Of all the talented players who will run up and down the CenturyLink Center basketball court tonight, Duke’s Marvin Bagley III projects to have the brightest financial future.
That much was obvious at a very young age, according to a Kansas basketball player assigned to guard him three years ago when Bagley was a freshman in high school. (Bagley graduated high school in three years). James Sosinski, a walk-on football and basketball player at Kansas, was a senior at Hamilton High in Chandler, Ariz., when he faced Bagley.
In the video below, Bagley wore No. 35 in an orange jersey for Corona del Sol High of Tempe. Sosinksi is No. 33 in the white jersey.
Blink and you’ll miss that at one point Sosinski had Bagley boxed out.
Did he know his opponent, who led his team to a lopsided victory that day, would become a great player?
“For sure, no question about it,” said Sosinski, who guarded and was guarded by Bagley. He’s big, quick, he’s a smart player, knows what he’s doing with the ball. He just kept elevating, kept growing as a player. He was a dominant player when he was a freshman in high school and he still is as a freshman in college.”
Sosinski’s most significant contribution to the KU basketball team comes in practice, when he uses his football strength to lean on Udoka Azubuike.
“Udoka’s big, real big, real strong, real good touch around the rim. They’re two different type players. Bagley has more speed, Dok has more strength to his game, bigger body. Guarding Dok’s a huge challenge every day. It’s something I enjoy doing.”
An all-state quarterback at Hamilton, Sosinksi led the Huskies to a state championship his senior year and went to UMass on a football scholarship. He suffered an injury there and didn’t play.
Sosinski transferred to South Mountain Community College in Phoenix and averaged 19.1 points and 12.6 rebounds for the basketball team.
Still uncertain whether he wanted to play football or basketball, Sosinski rejected basketball scholarship offers from Washington State and Oregon State.
He ultimately decided to enroll at Kansas as a walk-on football player and became a reserve tight end who never made his way onto the football field this past fall. The Kansas basketball roster became thin up front because of Billy Preston’s situation, so Sosinski joined the basketball team in late November.
Sosinski has totaled four points, four rebounds in eight minutes of action spread out over six games.
If Kansas makes it to the Final Four, Sosinski will miss the first spring football practice. He said he intends to join the football team as soon as basketball season ends.
He declined to answer which season he has enjoyed more at Kansas.
“They’ve both been great,” Sosinski said.
Kansas basketball coach Bill Self said that he left Udoka Azubuike in at the end of the 100-54 exhibition blowout against Pittsburg State for conditioning reasons. Not a bad idea. Azubuike looked winded at the end of his 24-minutes night.
But as the season wears on, there will be games in which Self will want to rest all of his rotation players.

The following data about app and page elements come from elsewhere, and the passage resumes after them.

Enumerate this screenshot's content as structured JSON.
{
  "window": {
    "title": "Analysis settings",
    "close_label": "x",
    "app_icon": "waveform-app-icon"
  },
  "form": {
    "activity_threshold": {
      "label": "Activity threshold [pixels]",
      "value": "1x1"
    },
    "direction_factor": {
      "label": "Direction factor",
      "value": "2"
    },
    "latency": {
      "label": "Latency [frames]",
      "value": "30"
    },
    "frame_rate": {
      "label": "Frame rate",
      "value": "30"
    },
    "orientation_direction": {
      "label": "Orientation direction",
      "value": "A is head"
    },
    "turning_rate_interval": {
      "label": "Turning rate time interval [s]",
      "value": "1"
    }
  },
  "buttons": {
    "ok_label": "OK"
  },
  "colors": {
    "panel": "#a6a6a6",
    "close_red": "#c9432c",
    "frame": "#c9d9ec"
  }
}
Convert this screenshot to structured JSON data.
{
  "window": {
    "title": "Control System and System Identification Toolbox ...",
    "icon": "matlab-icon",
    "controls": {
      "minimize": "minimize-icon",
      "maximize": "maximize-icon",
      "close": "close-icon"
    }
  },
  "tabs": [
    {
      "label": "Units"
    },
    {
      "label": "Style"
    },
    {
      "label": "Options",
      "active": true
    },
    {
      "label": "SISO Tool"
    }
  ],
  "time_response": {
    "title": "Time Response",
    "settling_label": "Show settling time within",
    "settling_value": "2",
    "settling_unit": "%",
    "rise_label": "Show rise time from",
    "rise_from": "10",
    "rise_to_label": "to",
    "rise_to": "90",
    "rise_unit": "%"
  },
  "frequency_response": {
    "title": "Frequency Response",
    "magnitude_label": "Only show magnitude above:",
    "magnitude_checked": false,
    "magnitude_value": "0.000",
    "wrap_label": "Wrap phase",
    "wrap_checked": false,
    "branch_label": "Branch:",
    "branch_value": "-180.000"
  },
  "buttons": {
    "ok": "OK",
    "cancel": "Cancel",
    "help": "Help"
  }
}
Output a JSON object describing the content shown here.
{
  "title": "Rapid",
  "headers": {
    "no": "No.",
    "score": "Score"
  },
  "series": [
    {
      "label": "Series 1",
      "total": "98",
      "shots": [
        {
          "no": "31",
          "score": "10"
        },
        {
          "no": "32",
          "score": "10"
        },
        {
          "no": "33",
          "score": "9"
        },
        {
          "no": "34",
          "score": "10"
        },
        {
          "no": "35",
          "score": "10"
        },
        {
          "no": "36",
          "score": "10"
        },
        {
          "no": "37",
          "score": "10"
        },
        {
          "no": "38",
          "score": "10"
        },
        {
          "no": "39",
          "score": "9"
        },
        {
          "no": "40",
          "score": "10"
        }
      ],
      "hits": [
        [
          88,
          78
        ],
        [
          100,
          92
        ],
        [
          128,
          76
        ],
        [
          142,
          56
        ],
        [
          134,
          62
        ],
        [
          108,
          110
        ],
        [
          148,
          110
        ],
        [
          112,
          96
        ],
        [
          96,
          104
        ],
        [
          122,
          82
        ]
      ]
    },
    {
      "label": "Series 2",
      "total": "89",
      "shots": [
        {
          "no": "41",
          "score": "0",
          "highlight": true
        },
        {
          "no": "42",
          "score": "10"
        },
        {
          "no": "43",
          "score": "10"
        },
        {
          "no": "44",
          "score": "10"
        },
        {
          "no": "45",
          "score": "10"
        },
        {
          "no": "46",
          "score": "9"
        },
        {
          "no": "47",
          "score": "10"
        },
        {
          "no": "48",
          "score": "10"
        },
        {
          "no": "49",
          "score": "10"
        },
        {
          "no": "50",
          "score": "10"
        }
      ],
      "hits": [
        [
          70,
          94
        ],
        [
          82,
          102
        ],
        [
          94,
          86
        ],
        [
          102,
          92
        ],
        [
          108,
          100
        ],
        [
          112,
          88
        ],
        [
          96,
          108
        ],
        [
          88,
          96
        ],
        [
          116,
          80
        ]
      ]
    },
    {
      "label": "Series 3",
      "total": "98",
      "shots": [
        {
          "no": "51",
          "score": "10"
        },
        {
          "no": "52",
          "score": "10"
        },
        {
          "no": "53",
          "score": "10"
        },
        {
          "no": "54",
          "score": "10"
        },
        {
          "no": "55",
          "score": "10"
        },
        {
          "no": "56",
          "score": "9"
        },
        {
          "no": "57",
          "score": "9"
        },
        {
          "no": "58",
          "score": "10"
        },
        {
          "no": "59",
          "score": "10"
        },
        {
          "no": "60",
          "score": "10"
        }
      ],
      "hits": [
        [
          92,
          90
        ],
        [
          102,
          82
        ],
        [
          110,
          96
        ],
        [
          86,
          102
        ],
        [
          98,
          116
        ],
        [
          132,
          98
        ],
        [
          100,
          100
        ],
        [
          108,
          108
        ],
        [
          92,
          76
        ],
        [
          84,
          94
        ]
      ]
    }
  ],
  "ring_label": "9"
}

As transfers from four-year schools, guard Charlie Moore and forwards Dedric and K.J. Lawson are eligible to practice, but can’t play in games.
At the moment, Kansas has eight scholarship players and two walk-ons available to play in games. Once Sam Cunliffe becomes eligible second semester, his anticipated debut coming at Nebraska, Kansas will have nine scholarship players, plus two walk-ons. One more walk-on, particularly a big one, wouldn’t hurt.
Through the years, college basketball coaches have addressed roster shortages by hitting up the football coach for help.
A review of KU’s football roster reveals one former basketball player worthy of some late-game minutes once the football season ends.
James Sosinski, a 6-foot-7, 260-pound tight end from Chandler, Arizona, put up nice numbers for South Mountain Community College in Phoenix last season. He averaged 19.1 points and 12.6 rebounds for South Mountain as a freshman. He has not yet appeared in a game for the football team. He would get more playing time if he joined the basketball team.